Charlotte’s got banking, Asheville’s got mountains, and Eastern North Carolina has the beach, but right now, the Triangle has criminal justice stories in spades. In Orange County, the taking of testimony has begun in the Laurence Lovette/Eve Carson trial. The News and Observer story here includes an interesting discussion of the feasibility of emergency PINs that could be used by a person being forced to make a withdrawal from an ATM. Meanwhile, in Durham, convicted murderer Michael Peterson is pressing for a new trial based on alleged misconduct by former SBI agent Duane Dever. District Attorney Tracey Cline was unsuccessful in her attempt to have Superior Court Judge Orlando Hudson removed from the case. At the same time, Cline is facing allegations of misconduct in connection with motions for certain inmates’ prison records, as described here. In other news:
1. The General Assembly is apparently considering taking action against illegal immigration, as reported here. At the same time, Alabama, one of the states with the toughest new laws targeting illegal immigrants, is considering revising its measures in light of court challenges and complaints from the business community.
2.Sentencing Law and Policy just highlighted a law professor’s forthcoming article singing the praises of the Innocence Inquiry Commission, and proposing it as a national model.
3. North Carolina’s Justice Reinvestment Act went into effect last week. We’ll see how it plays out here, but I was interested to note this story in the Austin Statesman reporting that prison capacity and costs continue to rise in Texas, notwithstanding the recent implementation of justice reinvestment reforms in that state.

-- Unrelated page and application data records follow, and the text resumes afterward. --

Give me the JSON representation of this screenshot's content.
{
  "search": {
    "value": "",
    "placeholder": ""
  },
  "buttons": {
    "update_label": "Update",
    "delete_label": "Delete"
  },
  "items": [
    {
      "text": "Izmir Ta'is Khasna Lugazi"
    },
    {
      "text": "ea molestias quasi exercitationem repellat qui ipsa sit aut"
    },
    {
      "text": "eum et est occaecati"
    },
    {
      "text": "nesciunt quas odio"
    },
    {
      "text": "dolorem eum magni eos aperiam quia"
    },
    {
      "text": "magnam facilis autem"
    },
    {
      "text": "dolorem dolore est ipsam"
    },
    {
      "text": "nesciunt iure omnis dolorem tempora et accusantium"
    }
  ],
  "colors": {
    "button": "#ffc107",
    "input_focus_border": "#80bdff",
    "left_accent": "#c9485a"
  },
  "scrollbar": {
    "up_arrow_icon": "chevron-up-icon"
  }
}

The newspaper contends that “[t]he situation illustrates how difficult it is to significantly reduce prison costs in a fast-growing state like Texas without confronting a tough political question: Can society afford to keep so many criminals behind bars?” Wasn’t that exactly the tough question that justice reinvestment was supposed to be confronting?
4.Doug Berman discusses former Illinois Governor Rod Blagojevich’s 14-year sentence here, and discusses former ballplayer Barry Bonds’ request for a sentence of home confinement here. Berman says he “suspect[s] Barry Bonds’ residence is pretty darn nice,” and wonders how much punishment home confinement would be. Some quick and possibly unreliable internet research turned up the picture below, and I would simply like to request that I, too, be ordered to serve a sentence of home confinement at the Bonds residence.
5. Even farther afield, Confrontation Clause junkies will be interested in this post on the Volokh Conspiracy, discussing whether, in a Canadian sexual assault case, the victim may testify while wearing an Islamic facial veil.
6. Finally, on the lighter side, the holidays are coming up and that means gift-giving opportunities. For the little munchkin on your list, you may wish to consider this FBI Agent play set, complete with tactical vest, working handcuffs and a collapsible baton. Cute! If there’s a lawyer on your list, consider purchasing him or her some billboard space. Some classic designs are here and here. The absolute best, simplest, and most direct message, shown in the latter link: “Call me. I’m a lawyer. I’m on a billboard.” Enough said.